By Judith Costello
Washington, D.C., is an overwhelming city for country folks like us.
Going there made me feel a bit like those hillbillies-go-to-the-big-city TV shows of the 1960s! It’s a place that defines worldly success.
There we were — Peter and I — staying at the University of Maryland, where 36,000 kids attend school, riding the high-speed Metro, seeing the monuments. Peter, age 13, was in the nation’s capital to compete in National History Day.
There were spiritual lessons for us on this trip (there are always lessons, aren’t there?) A big one was to recognize where success comes from. The second was a lesson just for me.
Before going to D.C., Peter won third place in a regional competition and then first place in the state competition for his performance about James Naismith, who invented the game of basketball.

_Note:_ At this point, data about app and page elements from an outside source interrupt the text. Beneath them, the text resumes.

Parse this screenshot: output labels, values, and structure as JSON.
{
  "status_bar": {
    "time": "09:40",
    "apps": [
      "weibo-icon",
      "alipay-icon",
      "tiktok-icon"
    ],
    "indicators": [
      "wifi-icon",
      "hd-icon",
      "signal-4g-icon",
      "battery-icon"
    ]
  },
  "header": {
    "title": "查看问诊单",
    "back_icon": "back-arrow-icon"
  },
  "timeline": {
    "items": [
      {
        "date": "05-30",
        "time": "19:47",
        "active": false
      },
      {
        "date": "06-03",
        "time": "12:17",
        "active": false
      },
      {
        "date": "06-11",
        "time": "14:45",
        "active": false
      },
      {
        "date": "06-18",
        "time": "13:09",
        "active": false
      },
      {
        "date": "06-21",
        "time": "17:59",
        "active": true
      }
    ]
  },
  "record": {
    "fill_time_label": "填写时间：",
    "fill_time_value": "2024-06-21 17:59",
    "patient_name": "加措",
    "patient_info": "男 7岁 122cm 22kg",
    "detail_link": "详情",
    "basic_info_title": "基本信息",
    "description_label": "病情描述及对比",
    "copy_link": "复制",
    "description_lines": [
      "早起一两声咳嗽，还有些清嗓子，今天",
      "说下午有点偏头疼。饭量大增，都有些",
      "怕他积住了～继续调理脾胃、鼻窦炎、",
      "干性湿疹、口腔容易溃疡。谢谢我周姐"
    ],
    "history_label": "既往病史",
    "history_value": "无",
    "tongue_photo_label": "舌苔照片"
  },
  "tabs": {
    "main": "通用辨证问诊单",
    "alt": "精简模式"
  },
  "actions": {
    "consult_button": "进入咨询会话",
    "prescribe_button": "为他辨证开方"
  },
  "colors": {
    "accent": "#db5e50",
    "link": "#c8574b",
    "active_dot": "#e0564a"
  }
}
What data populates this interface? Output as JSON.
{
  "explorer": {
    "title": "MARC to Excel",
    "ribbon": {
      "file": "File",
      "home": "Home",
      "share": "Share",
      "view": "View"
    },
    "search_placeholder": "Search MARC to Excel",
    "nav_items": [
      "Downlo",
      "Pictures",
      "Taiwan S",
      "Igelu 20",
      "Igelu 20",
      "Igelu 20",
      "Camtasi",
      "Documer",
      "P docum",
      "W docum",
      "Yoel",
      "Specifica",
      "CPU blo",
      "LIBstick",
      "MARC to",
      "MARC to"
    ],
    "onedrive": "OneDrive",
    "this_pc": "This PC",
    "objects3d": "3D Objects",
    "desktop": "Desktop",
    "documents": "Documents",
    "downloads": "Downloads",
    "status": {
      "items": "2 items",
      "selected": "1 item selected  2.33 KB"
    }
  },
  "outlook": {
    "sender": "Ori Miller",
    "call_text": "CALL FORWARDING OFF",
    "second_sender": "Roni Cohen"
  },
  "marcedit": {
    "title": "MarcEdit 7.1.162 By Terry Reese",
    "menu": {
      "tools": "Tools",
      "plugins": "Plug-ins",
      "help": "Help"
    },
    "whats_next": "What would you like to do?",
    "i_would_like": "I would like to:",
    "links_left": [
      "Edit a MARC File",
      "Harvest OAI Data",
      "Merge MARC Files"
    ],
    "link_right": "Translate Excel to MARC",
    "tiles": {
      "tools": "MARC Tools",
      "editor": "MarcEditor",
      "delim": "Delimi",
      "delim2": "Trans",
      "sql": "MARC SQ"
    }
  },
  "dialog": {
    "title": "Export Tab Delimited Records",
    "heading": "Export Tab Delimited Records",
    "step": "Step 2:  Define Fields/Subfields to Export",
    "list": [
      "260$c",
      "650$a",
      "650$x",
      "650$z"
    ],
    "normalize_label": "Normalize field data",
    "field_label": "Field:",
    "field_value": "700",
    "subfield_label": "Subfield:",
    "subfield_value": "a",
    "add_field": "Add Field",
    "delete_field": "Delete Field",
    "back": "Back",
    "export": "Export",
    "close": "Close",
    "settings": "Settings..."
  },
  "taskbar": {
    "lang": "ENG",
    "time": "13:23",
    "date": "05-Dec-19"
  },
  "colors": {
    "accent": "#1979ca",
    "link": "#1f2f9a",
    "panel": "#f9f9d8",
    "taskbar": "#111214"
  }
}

The story he told is about Naismith’s strong faith background that infused his ideas about sports.
The process of putting together this performance took a full year out of Peter’s short life. The urge to quit crept in often. The work was tedious at times. And he wondered how the judges might react to his “sermon” scene. Would that turn them off?
Prayer became the scaffolding around the building of this project. Without that support structure, the project would probably never have been completed. God was the builder. Peter was the vessel.
At the national competition we prayed often. Peter shined. He made it into the finals and placed 13th in the nation. He also received an Outstanding State award. It was exhilarating for him to achieve a measure of success in a competition he didn’t even know about last summer.
Then came the hard part for me. His dad showed up at the last minute. After taking me to court every year for eight years, while ignoring all of the children’s projects and accomplishments, the kids’ dad decided to come for the big event.
As he walked along beside me at one point he said, “Peter gets his creativity from you. But, his poise under pressure — that must come from my family.”
I surprised myself by answering calmly, “His poise comes from the Holy Spirit.”
I’m glad I said that rather than something mean-spirited. I didn’t realize the truth of it until the words came out of my mouth. It’s the presence of the Spirit that gives strength and courage. It’s the Spirit that allowed me to stay calm even though I was in emotional turmoil on the inside.
Peter grew in stature in his dad’s eyes because he was in D.C. And that’s good. It will make it easier for Peter.
But we need to remember that the success we really should strive for isn’t worldly. The goal is to keep that scaffolding in place and clear a space inside our souls. Then the building that goes up is God’s design. Not our own. Whether the building is a masterpiece according to worldly definitions or not, is not the point.
I’m glad I’m not in D.C. often. The small town life makes praying come more spontaneously. But the building of Peter’s life is underway. How the construction goes is in God’s hands.